Through the trees now & then I could see the Biel doocot poking through.

On the way back home now & the every other field seems to be oil seed rape this year emitting it's strong floral smell.

Up along the railway path then under both the railway & A1 dual carriageway.

Through the trees & once into the clearing I met a couple of council workers strimming the pathway, a great job in this weather out in the sun, in the countryside & getting paid for it.

Passing by these poor sorry looking old houses at Little Pinkerton.

The last doocot of the day & this one is in somones garden so I could only get the one picture of it poking above the wall (top picture) the bottom two are courtesy of Google images.
"Meikle Pinkerton doocot"
Pinkerton estate was once the property of the ducal family of Roxburgh, but there is no trace left of any residence earlier than the present late 18th century or early 19th century farmhouse of Meikle Pinkerton.
The doocotstands in the garden behind the farmhouse.
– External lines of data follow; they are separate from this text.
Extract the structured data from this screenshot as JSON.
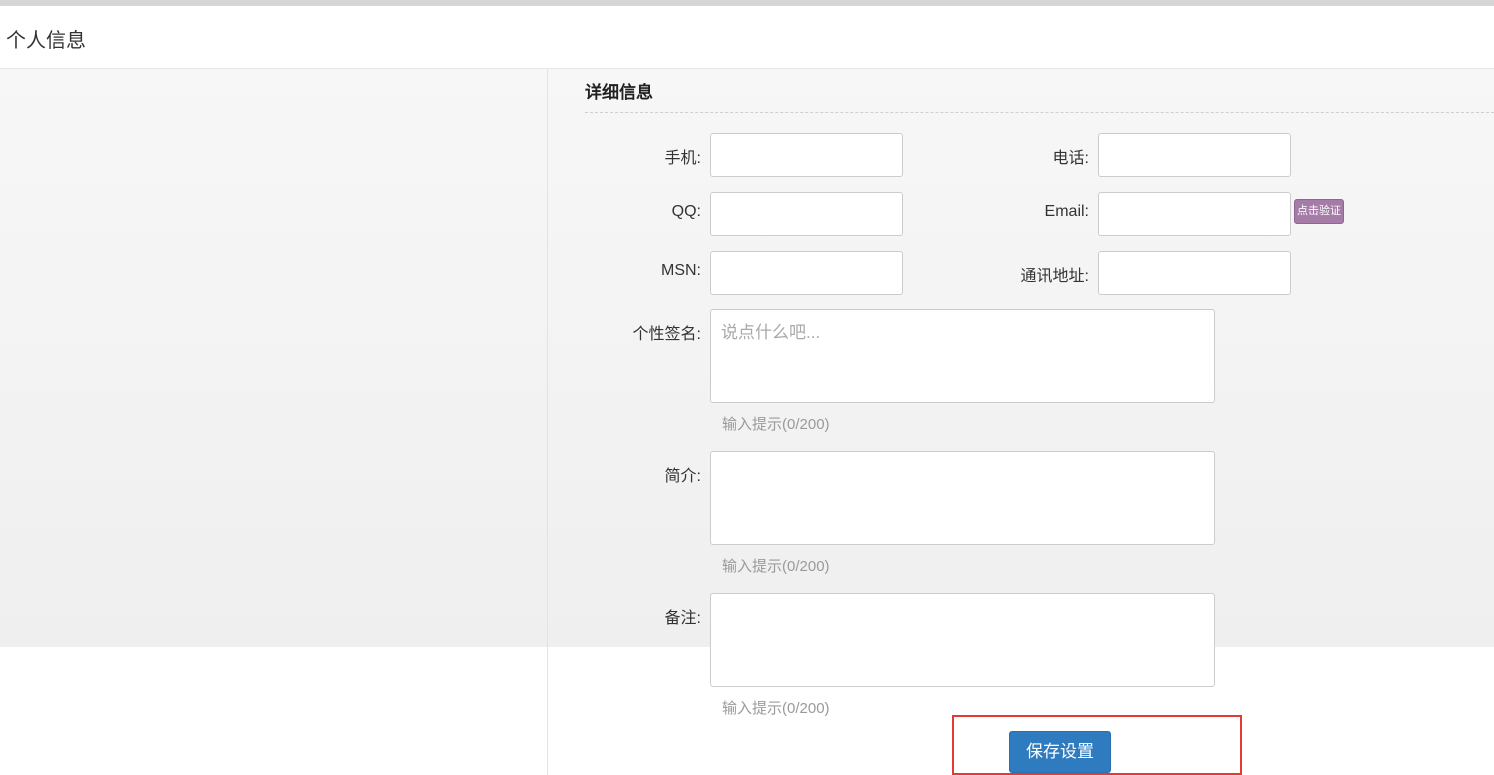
{
  "header": {
    "title": "个人信息"
  },
  "section": {
    "title": "详细信息"
  },
  "fields": {
    "mobile": {
      "label": "手机:",
      "value": ""
    },
    "phone": {
      "label": "电话:",
      "value": ""
    },
    "qq": {
      "label": "QQ:",
      "value": ""
    },
    "email": {
      "label": "Email:",
      "value": "",
      "verify_label": "点击验证"
    },
    "msn": {
      "label": "MSN:",
      "value": ""
    },
    "address": {
      "label": "通讯地址:",
      "value": ""
    },
    "signature": {
      "label": "个性签名:",
      "placeholder": "说点什么吧...",
      "hint": "输入提示(0/200)"
    },
    "intro": {
      "label": "简介:",
      "placeholder": "",
      "hint": "输入提示(0/200)"
    },
    "remark": {
      "label": "备注:",
      "placeholder": "",
      "hint": "输入提示(0/200)"
    }
  },
  "actions": {
    "save_label": "保存设置"
  },
  "colors": {
    "save_button": "#2f7bbf",
    "verify_button": "#a57ca8",
    "highlight_border": "#e53935"
  }
}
Although cicrcular & tapering it's walls do not have the usual convex elevation of the beehive style doocots. Also while the walls are very wide at the foot they narrow with height to give a cylindrical interior. it is probably therefore much later in date than the typical beehive doocot & likely to have once been a windmill base, converted to new use, as suggested by John Hume.
The partly rendered rubble walls roughly coursed have a high stringcoarse above which are the remains of what was once a ring of 17 flight holes below the eaves. The  former conical slated roof is missing.
There is a doorway on the east side & a window nearby. The floor is sunk. Most of the original 762 stone nest boxes remain & the potence is present but no longer in situ.
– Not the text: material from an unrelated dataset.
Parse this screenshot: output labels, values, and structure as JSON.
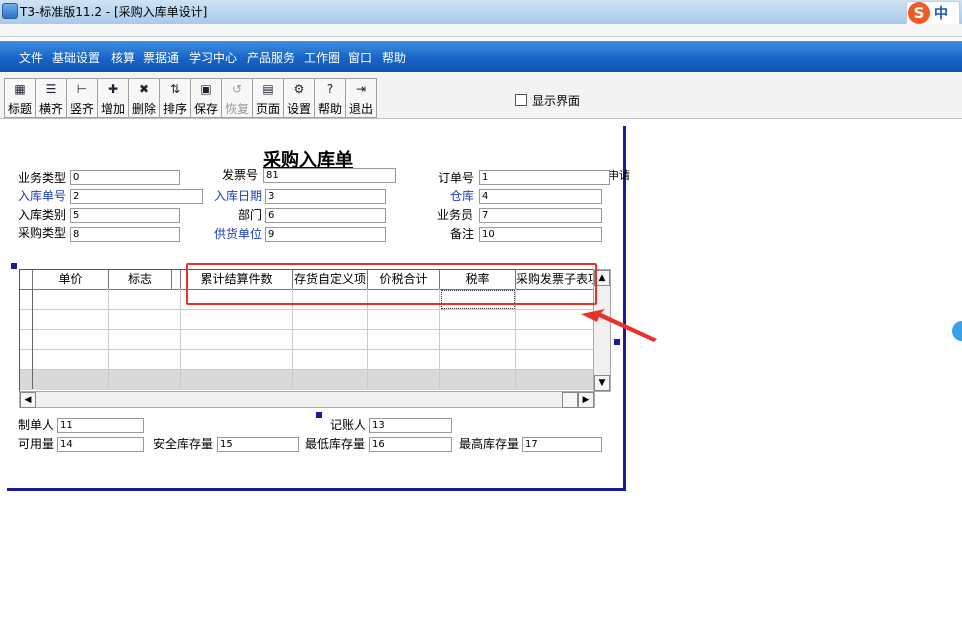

Last wee bit to go & nearly back home riding along the edge of the A1 in a sheep field, a better alternative than cycling along it, and before I know it I was back home all hot & sweaty looking forward to a nice bath after my post ride coffee.

While drinking my coffee it popped into my head that there were another couple of doocots local to me that I'd completely forgot about, so after having my bath I jumped into my van & drove to them to complete this blog post.
"Stenton doocot"
The tower at Stenton is in fact free-standing, being all that's left of the 16th century church. (A later church now stands close by in the graveyard) This is the only church tower still used by pigeons. There are 6 flight holes with ledges in a wooden panel inserted into an arched aperture on the south side & five groups of twelve wooden nest boxes.

"Hailes Castle doocot"
Hailes castle was founded by an Earl of Dunbar in the 13th century & passed through several hands before falling to Cromwell's troops in 1650. Subsequently nest boxes were built into the ruin & in some cases incised into the walls & about 300 remain.

So there you go, just some of the many doocots near to me where I live, now that Iv'e covered the ones closest to me I think I'll chuck the bike into my van soon & take a trip around some of the other doocots a bit further from home.
I hope you enjoyed Part 2 of the...

..."The Day Of The Doocot"...

Thanks for tagging along.